Towards the end of the Ming period, skilled artisans became a prominent group of wall builders as well. Because of low productivity on military farms and the need for more guards along the frontier, most of the frontier soldiers were from military families that served on the farms.

A controversial new Hong Kong opera will explore the private life of Mao Zedong

Soldiers were involved in the building of the Great Wall because Ming officials preferred to fight a defensive war on the northern frontier. This took the form of building fortresses and walls along the frontier to protect the empire from invaders. Therefore, the building of the Great Wall fell on the shoulders of the military. Depending on the military colony and the general in charge, labor could be paid or unpaid.

If they were paid, it averaged out to six pounds of silver per man per year. But like peasants and convicts, labor was always conscripted by the government, meaning that the government would force people to work on the wall. Like previous dynasties, the Ming officials also recruited peasants from the surrounding areas to work on the wall for seasons at a time. Not much is known about how the peasants were recruited or how they worked, but the labor was often conscripted and paid very little. The last major group of wall builders during the Ming dynasty were convicts. Convicts were the other part of the military that was not conscripted from hereditary military families.

At the beginning of the Ming dynasty, only military convicts were sent into frontier exile, but as time went on, civilians convicts were also sent to the frontier. Because Ming officials wanted to create more hereditary military families, unmarried convicts were often given a wife from the female convict population to start a family with.

History of Ming Dynasty (China) : Every Year (Not Western Version)

In addition to these main groups of wall builders, there were also masons who were hired by the emperor to build the more sophisticated parts of the wall that were made of brick and mortar instead of the traditional tamped earth method. These workers were paid significantly more by the emperor because of their specialized skills in wall building, including working with kilns to create the bricks and designing the walls to fit the terrain. Living and working conditions for the wall builders were miserable and often fatal. Traveling to the Great Wall itself was a dangerous journey that many would die on.

This difficult journey would also make supplying the garrisons with food and other supplies extremely difficult. These factors, combined with the harsh working climate instituted by the generals in charge of the wall building, lead to a high mortality rate among wall builders, which is why many call the Great Wall "the longest cemetery in the world". Ming soldiers who had built and guarded the Great Wall were given land nearby for their families to settle down and farm small plots of land. There are altogether such villages. Their ancestors were recruited from the districts of Jinhua and Yiwu in Zhejiang province and had served in the Ming military under Qi Jiguang.

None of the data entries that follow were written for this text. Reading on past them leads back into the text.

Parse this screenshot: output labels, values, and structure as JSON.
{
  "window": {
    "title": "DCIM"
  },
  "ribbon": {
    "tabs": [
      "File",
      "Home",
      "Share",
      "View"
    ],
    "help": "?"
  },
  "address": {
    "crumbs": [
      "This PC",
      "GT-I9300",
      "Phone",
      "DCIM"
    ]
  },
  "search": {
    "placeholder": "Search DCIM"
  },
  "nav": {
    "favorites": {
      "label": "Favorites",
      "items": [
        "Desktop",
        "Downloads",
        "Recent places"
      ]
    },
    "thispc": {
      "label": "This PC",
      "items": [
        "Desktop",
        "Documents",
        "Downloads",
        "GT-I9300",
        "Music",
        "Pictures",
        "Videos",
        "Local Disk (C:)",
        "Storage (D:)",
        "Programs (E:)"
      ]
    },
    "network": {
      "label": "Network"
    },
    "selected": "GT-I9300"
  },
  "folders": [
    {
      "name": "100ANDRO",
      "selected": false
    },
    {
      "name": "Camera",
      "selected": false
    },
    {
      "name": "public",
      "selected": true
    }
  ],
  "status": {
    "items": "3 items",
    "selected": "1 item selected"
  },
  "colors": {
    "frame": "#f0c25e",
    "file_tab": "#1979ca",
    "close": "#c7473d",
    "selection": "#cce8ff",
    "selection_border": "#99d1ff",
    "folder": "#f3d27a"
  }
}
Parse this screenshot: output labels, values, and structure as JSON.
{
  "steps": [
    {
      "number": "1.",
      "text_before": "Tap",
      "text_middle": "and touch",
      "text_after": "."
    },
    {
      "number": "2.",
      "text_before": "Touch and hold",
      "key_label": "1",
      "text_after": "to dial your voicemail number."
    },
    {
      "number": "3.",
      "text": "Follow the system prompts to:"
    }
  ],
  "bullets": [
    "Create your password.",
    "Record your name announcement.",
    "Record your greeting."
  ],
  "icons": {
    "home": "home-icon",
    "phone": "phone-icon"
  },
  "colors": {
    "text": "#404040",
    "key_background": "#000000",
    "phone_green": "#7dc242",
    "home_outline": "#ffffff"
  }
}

Several techniques were used to build these walls. For materials, the Ming used earth, stone, timber, and lime like previous dynasties. But they also used bricks and tiles, especially for areas with rougher terrain, which was a new technique in China at the time. These were made with kilns, which were a new invention at the time. Materials were transported hundreds of miles either on the backs of workers, by hand carts or wheelbarrows, or on animal-driven carts. There were two main techniques for building the wall. The first was the rammed earth method, which was used on level areas, and had been used by previous dynasties as well.

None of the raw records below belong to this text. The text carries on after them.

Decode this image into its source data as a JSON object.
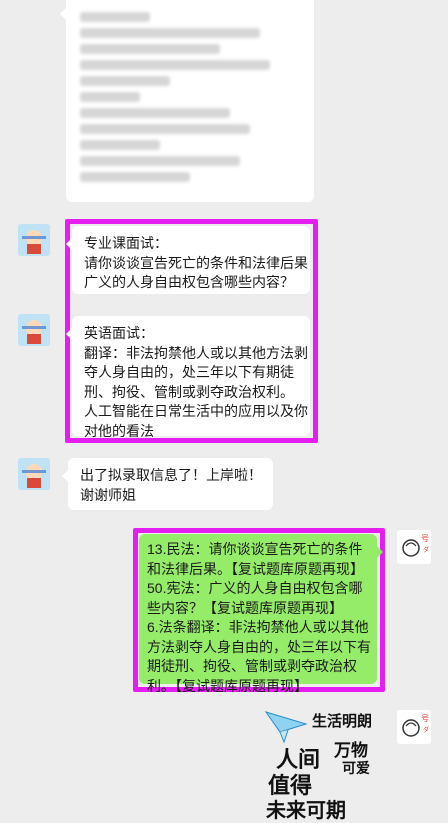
{
  "chat": {
    "top_blurred_block": {},
    "msg_interview_professional": {
      "lines": [
        "专业课面试：",
        "请你谈谈宣告死亡的条件和法律后果",
        "广义的人身自由权包含哪些内容？"
      ]
    },
    "msg_interview_english": {
      "lines": [
        "英语面试：",
        "翻译：非法拘禁他人或以其他方法剥",
        "夺人身自由的，处三年以下有期徒",
        "刑、拘役、管制或剥夺政治权利。",
        "人工智能在日常生活中的应用以及你",
        "对他的看法"
      ]
    },
    "msg_admitted": {
      "lines": [
        "出了拟录取信息了！上岸啦！",
        "谢谢师姐"
      ]
    },
    "msg_reply_green": {
      "lines": [
        "13.民法：请你谈谈宣告死亡的条件",
        "和法律后果。【复试题库原题再现】",
        "50.宪法：广义的人身自由权包含哪",
        "些内容？【复试题库原题再现】",
        "6.法条翻译：非法拘禁他人或以其他",
        "方法剥夺人身自由的，处三年以下有",
        "期徒刑、拘役、管制或剥夺政治权",
        "利。【复试题库原题再现】"
      ]
    },
    "sticker": {
      "text_1": "生活明朗",
      "text_2": "万物",
      "text_3": "可爱",
      "text_4": "人间",
      "text_5": "值得",
      "text_6": "未来可期"
    }
  },
  "colors": {
    "background": "#ededed",
    "bubble_white": "#ffffff",
    "bubble_green": "#95ec69",
    "highlight": "#e41df0"
  }
}
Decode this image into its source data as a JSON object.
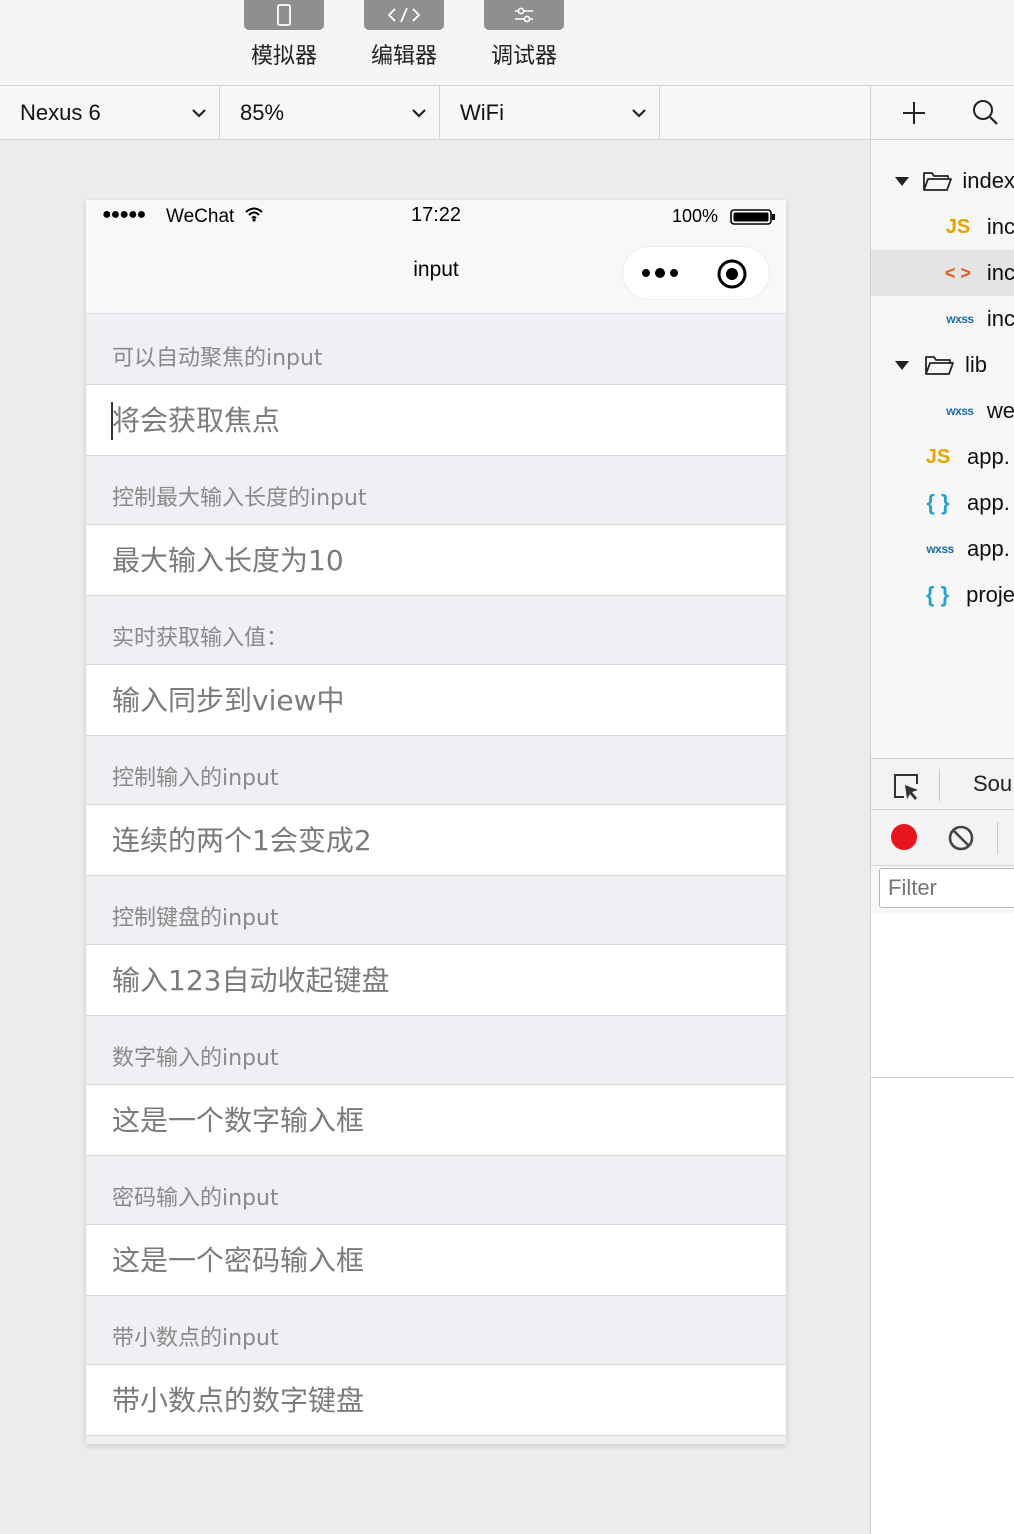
{
  "toolbar": {
    "simulator_label": "模拟器",
    "editor_label": "编辑器",
    "debugger_label": "调试器"
  },
  "devbar": {
    "device": "Nexus 6",
    "zoom": "85%",
    "network": "WiFi"
  },
  "phone": {
    "status": {
      "carrier": "WeChat",
      "time": "17:22",
      "battery": "100%"
    },
    "nav_title": "input",
    "sections": [
      {
        "header": "可以自动聚焦的input",
        "placeholder": "将会获取焦点"
      },
      {
        "header": "控制最大输入长度的input",
        "placeholder": "最大输入长度为10"
      },
      {
        "header": "实时获取输入值：",
        "placeholder": "输入同步到view中"
      },
      {
        "header": "控制输入的input",
        "placeholder": "连续的两个1会变成2"
      },
      {
        "header": "控制键盘的input",
        "placeholder": "输入123自动收起键盘"
      },
      {
        "header": "数字输入的input",
        "placeholder": "这是一个数字输入框"
      },
      {
        "header": "密码输入的input",
        "placeholder": "这是一个密码输入框"
      },
      {
        "header": "带小数点的input",
        "placeholder": "带小数点的数字键盘"
      }
    ]
  },
  "file_tree": [
    {
      "icon": "folder-icon",
      "label": "index",
      "indent": 1,
      "expanded": true
    },
    {
      "icon": "js-icon",
      "label": "inc",
      "indent": 2
    },
    {
      "icon": "wxml-icon",
      "label": "inc",
      "indent": 2,
      "selected": true
    },
    {
      "icon": "wxss-icon",
      "label": "inc",
      "indent": 2
    },
    {
      "icon": "folder-icon",
      "label": "lib",
      "indent": 1,
      "expanded": true
    },
    {
      "icon": "wxss-icon",
      "label": "we",
      "indent": 2
    },
    {
      "icon": "js-icon",
      "label": "app.",
      "indent": 0
    },
    {
      "icon": "json-icon",
      "label": "app.",
      "indent": 0
    },
    {
      "icon": "wxss-icon",
      "label": "app.",
      "indent": 0
    },
    {
      "icon": "json-icon",
      "label": "proje",
      "indent": 0
    }
  ],
  "icon_glyphs": {
    "js": "JS",
    "wxml": "< >",
    "wxss": "wxss",
    "json": "{ }"
  },
  "debugger": {
    "tab_sources": "Sou",
    "filter_placeholder": "Filter"
  },
  "colors": {
    "record_red": "#e8141e",
    "js_yellow": "#e6a400",
    "wxml_orange": "#e5561b",
    "wxss_blue": "#1c6ea4",
    "json_cyan": "#2aa0d0"
  }
}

Materials at the location were compressed together to build the wall. The Ming dynasty refined this technique by being able to do this on a larger scale than previous dynasties. The Ming builders also created a new technique, the two-layer method, which involved bricks and tiles. This was used on uneven terrain, like hills and mountains.

Bricks were stacked diagonally if the incline or decline of the landscape was less than 45 degrees, and were shaped into stairs if the incline or decline was greater than 45 degrees.